● **PROBLEM TO WORK ON**: Down to the final line, print the records again exactly.

● **Extracted records**:
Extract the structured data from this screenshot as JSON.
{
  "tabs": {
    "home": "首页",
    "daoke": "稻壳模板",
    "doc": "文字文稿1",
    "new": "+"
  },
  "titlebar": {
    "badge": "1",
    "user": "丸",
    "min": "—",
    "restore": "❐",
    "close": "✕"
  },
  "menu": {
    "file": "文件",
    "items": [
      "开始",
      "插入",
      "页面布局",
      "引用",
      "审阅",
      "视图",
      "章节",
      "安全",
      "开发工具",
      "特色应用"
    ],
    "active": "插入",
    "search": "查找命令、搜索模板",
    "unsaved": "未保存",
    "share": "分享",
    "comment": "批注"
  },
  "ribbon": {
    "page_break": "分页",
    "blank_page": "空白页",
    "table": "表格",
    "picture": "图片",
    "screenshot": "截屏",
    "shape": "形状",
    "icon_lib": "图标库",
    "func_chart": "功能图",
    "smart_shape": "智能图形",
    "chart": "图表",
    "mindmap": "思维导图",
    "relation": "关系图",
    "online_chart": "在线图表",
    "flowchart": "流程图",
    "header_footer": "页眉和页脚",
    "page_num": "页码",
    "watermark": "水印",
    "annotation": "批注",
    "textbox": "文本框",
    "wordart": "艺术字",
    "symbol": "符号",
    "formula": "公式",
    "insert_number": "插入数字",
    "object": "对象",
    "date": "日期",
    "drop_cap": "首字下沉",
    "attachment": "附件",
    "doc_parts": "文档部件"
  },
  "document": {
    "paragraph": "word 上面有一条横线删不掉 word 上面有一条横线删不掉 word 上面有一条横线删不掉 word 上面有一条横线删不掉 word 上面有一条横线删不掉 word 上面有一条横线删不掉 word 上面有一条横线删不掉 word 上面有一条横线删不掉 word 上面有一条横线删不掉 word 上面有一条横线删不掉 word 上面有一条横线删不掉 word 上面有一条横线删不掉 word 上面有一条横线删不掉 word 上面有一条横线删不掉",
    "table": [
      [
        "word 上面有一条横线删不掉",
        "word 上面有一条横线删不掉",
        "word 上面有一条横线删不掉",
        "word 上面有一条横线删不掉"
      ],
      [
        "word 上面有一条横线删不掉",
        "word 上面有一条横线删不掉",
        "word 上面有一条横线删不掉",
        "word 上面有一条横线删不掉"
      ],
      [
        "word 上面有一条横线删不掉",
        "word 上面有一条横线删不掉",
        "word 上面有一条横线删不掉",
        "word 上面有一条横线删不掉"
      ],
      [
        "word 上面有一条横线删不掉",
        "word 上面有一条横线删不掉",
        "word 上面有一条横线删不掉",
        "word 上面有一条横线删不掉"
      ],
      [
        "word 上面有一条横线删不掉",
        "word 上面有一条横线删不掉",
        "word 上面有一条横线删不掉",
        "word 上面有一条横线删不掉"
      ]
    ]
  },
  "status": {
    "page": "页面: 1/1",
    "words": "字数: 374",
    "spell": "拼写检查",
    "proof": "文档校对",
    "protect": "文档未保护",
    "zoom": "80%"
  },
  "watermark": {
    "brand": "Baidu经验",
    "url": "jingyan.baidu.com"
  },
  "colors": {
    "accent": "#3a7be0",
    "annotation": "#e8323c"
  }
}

● **REPLY**:
Extract the structured data from this screenshot as JSON.
{
  "tabs": {
    "home": "首页",
    "daoke": "稻壳模板",
    "doc": "文字文稿1",
    "new": "+"
  },
  "titlebar": {
    "badge": "1",
    "user": "丸",
    "min": "—",
    "restore": "❐",
    "close": "✕"
  },
  "menu": {
    "file": "文件",
    "items": [
      "开始",
      "插入",
      "页面布局",
      "引用",
      "审阅",
      "视图",
      "章节",
      "安全",
      "开发工具",
      "特色应用"
    ],
    "active": "插入",
    "search": "查找命令、搜索模板",
    "unsaved": "未保存",
    "share": "分享",
    "comment": "批注"
  },
  "ribbon": {
    "page_break": "分页",
    "blank_page": "空白页",
    "table": "表格",
    "picture": "图片",
    "screenshot": "截屏",
    "shape": "形状",
    "icon_lib": "图标库",
    "func_chart": "功能图",
    "smart_shape": "智能图形",
    "chart": "图表",
    "mindmap": "思维导图",
    "relation": "关系图",
    "online_chart": "在线图表",
    "flowchart": "流程图",
    "header_footer": "页眉和页脚",
    "page_num": "页码",
    "watermark": "水印",
    "annotation": "批注",
    "textbox": "文本框",
    "wordart": "艺术字",
    "symbol": "符号",
    "formula": "公式",
    "insert_number": "插入数字",
    "object": "对象",
    "date": "日期",
    "drop_cap": "首字下沉",
    "attachment": "附件",
    "doc_parts": "文档部件"
  },
  "document": {
    "paragraph": "word 上面有一条横线删不掉 word 上面有一条横线删不掉 word 上面有一条横线删不掉 word 上面有一条横线删不掉 word 上面有一条横线删不掉 word 上面有一条横线删不掉 word 上面有一条横线删不掉 word 上面有一条横线删不掉 word 上面有一条横线删不掉 word 上面有一条横线删不掉 word 上面有一条横线删不掉 word 上面有一条横线删不掉 word 上面有一条横线删不掉 word 上面有一条横线删不掉",
    "table": [
      [
        "word 上面有一条横线删不掉",
        "word 上面有一条横线删不掉",
        "word 上面有一条横线删不掉",
        "word 上面有一条横线删不掉"
      ],
      [
        "word 上面有一条横线删不掉",
        "word 上面有一条横线删不掉",
        "word 上面有一条横线删不掉",
        "word 上面有一条横线删不掉"
      ],
      [
        "word 上面有一条横线删不掉",
        "word 上面有一条横线删不掉",
        "word 上面有一条横线删不掉",
        "word 上面有一条横线删不掉"
      ],
      [
        "word 上面有一条横线删不掉",
        "word 上面有一条横线删不掉",
        "word 上面有一条横线删不掉",
        "word 上面有一条横线删不掉"
      ],
      [
        "word 上面有一条横线删不掉",
        "word 上面有一条横线删不掉",
        "word 上面有一条横线删不掉",
        "word 上面有一条横线删不掉"
      ]
    ]
  },
  "status": {
    "page": "页面: 1/1",
    "words": "字数: 374",
    "spell": "拼写检查",
    "proof": "文档校对",
    "protect": "文档未保护",
    "zoom": "80%"
  },
  "watermark": {
    "brand": "Baidu经验",
    "url": "jingyan.baidu.com"
  },
  "colors": {
    "accent": "#3a7be0",
    "annotation": "#e8323c"
  }
}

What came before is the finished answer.